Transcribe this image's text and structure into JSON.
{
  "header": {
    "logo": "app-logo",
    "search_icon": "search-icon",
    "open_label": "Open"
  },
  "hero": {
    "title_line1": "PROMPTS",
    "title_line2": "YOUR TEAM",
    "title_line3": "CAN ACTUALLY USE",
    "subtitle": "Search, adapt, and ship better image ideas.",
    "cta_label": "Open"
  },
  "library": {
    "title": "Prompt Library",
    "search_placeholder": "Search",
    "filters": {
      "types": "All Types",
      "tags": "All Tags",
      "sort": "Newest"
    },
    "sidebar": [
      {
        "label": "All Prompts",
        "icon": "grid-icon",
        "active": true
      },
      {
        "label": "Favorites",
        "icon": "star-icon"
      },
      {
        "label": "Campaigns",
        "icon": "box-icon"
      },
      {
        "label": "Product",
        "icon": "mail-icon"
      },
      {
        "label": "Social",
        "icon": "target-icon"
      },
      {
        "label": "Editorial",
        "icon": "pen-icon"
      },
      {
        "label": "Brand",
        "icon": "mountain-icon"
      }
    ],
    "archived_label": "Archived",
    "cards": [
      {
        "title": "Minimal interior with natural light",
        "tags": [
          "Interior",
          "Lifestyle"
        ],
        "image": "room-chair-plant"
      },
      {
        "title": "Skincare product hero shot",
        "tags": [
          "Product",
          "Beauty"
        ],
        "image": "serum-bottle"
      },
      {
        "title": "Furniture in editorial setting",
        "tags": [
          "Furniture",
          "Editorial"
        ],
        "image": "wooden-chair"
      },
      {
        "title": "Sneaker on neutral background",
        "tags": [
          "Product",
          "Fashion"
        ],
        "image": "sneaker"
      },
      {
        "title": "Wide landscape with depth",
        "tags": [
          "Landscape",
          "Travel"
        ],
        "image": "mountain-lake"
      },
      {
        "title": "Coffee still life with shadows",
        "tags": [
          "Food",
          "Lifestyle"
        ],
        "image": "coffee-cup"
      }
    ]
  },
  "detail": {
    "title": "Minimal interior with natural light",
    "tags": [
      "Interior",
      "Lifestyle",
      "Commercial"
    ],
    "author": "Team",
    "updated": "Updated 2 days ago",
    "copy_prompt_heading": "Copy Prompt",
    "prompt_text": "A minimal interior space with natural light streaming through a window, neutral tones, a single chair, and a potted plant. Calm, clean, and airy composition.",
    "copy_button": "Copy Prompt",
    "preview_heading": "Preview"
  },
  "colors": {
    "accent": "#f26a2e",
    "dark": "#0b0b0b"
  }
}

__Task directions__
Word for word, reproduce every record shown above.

__Expected output__
Transcribe this image's text and structure into JSON.
{
  "header": {
    "logo": "app-logo",
    "search_icon": "search-icon",
    "open_label": "Open"
  },
  "hero": {
    "title_line1": "PROMPTS",
    "title_line2": "YOUR TEAM",
    "title_line3": "CAN ACTUALLY USE",
    "subtitle": "Search, adapt, and ship better image ideas.",
    "cta_label": "Open"
  },
  "library": {
    "title": "Prompt Library",
    "search_placeholder": "Search",
    "filters": {
      "types": "All Types",
      "tags": "All Tags",
      "sort": "Newest"
    },
    "sidebar": [
      {
        "label": "All Prompts",
        "icon": "grid-icon",
        "active": true
      },
      {
        "label": "Favorites",
        "icon": "star-icon"
      },
      {
        "label": "Campaigns",
        "icon": "box-icon"
      },
      {
        "label": "Product",
        "icon": "mail-icon"
      },
      {
        "label": "Social",
        "icon": "target-icon"
      },
      {
        "label": "Editorial",
        "icon": "pen-icon"
      },
      {
        "label": "Brand",
        "icon": "mountain-icon"
      }
    ],
    "archived_label": "Archived",
    "cards": [
      {
        "title": "Minimal interior with natural light",
        "tags": [
          "Interior",
          "Lifestyle"
        ],
        "image": "room-chair-plant"
      },
      {
        "title": "Skincare product hero shot",
        "tags": [
          "Product",
          "Beauty"
        ],
        "image": "serum-bottle"
      },
      {
        "title": "Furniture in editorial setting",
        "tags": [
          "Furniture",
          "Editorial"
        ],
        "image": "wooden-chair"
      },
      {
        "title": "Sneaker on neutral background",
        "tags": [
          "Product",
          "Fashion"
        ],
        "image": "sneaker"
      },
      {
        "title": "Wide landscape with depth",
        "tags": [
          "Landscape",
          "Travel"
        ],
        "image": "mountain-lake"
      },
      {
        "title": "Coffee still life with shadows",
        "tags": [
          "Food",
          "Lifestyle"
        ],
        "image": "coffee-cup"
      }
    ]
  },
  "detail": {
    "title": "Minimal interior with natural light",
    "tags": [
      "Interior",
      "Lifestyle",
      "Commercial"
    ],
    "author": "Team",
    "updated": "Updated 2 days ago",
    "copy_prompt_heading": "Copy Prompt",
    "prompt_text": "A minimal interior space with natural light streaming through a window, neutral tones, a single chair, and a potted plant. Calm, clean, and airy composition.",
    "copy_button": "Copy Prompt",
    "preview_heading": "Preview"
  },
  "colors": {
    "accent": "#f26a2e",
    "dark": "#0b0b0b"
  }
}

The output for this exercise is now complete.